Yes. There is an Organizationally Unique Identifier in your MAC Address that can identify your device (i.e. android, motorola, samsung). Levels of granularity depend on whatever device is actually watching the network traffic (e.g. you might have a firewall that automatically resolves the OUI to a particular vendor).
A lot of it depends on where in the network(s) the "listening" device you're referring to sits. If you jump on the WiFi at a hotel or business, for instance, they will probably have a wireless controller that records your local IP and MAC address. They'll be able to tell from this information what kind of phone you're using, and any traffic that passes through their network to the Internet (via your local IP). Also there are other indications there, such as DHCP traffic. When you first jump on the network, you're going to request an IP address, as a broadcast. That broadcast will reach a DHCP server which will identify you by MAC (and the OUI) and then give you an IP.

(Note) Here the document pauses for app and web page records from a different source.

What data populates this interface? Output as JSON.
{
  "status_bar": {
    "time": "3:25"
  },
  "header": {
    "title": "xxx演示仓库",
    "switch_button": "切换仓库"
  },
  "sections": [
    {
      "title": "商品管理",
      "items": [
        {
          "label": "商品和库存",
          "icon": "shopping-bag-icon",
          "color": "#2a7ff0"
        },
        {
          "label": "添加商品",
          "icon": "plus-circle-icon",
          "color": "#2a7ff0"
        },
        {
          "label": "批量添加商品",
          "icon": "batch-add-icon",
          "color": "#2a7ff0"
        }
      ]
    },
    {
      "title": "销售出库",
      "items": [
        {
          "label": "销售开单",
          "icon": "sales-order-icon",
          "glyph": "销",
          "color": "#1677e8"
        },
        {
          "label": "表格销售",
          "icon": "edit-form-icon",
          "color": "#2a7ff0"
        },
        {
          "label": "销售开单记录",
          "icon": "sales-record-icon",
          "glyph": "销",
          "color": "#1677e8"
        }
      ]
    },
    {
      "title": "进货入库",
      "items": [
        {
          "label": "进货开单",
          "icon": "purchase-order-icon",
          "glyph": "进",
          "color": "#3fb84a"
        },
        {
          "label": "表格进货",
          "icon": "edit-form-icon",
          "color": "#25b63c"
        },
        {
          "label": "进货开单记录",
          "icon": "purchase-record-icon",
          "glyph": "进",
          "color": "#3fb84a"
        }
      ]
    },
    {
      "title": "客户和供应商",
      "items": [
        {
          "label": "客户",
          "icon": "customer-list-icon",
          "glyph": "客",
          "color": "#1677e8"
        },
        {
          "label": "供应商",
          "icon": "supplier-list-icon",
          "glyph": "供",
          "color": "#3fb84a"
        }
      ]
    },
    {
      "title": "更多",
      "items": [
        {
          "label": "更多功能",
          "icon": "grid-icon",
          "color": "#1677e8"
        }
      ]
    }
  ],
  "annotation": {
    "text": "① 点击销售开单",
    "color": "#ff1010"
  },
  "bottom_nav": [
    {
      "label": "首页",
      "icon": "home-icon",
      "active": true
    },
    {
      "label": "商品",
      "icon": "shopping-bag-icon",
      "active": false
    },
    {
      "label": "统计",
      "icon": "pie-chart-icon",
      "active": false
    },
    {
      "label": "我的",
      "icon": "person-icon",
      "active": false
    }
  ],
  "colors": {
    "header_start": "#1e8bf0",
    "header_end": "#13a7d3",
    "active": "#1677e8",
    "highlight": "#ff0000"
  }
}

Also it's very easy to resolve an IP address to a particular computer. It depends on where in the network you sit. If you're visiting a web site from your phone, it's going to exit your border gateway device using PAT, and the public IP will be used to identify the traffic. If you're on the same network as the "listening" device, it will be able to see your MAC address and OUI, and internal IP, and it can be very easy to pinpoint which originating device that is.
Either way, if it can determine that, how can I change it so that the smartphone can't be.
You'll want to look into MAC address spoofing. Creating a new virtual network device and assigning it a different MAC address is possible on most computers, but on a smartphone (especially an iPhone) it may prove quite difficult.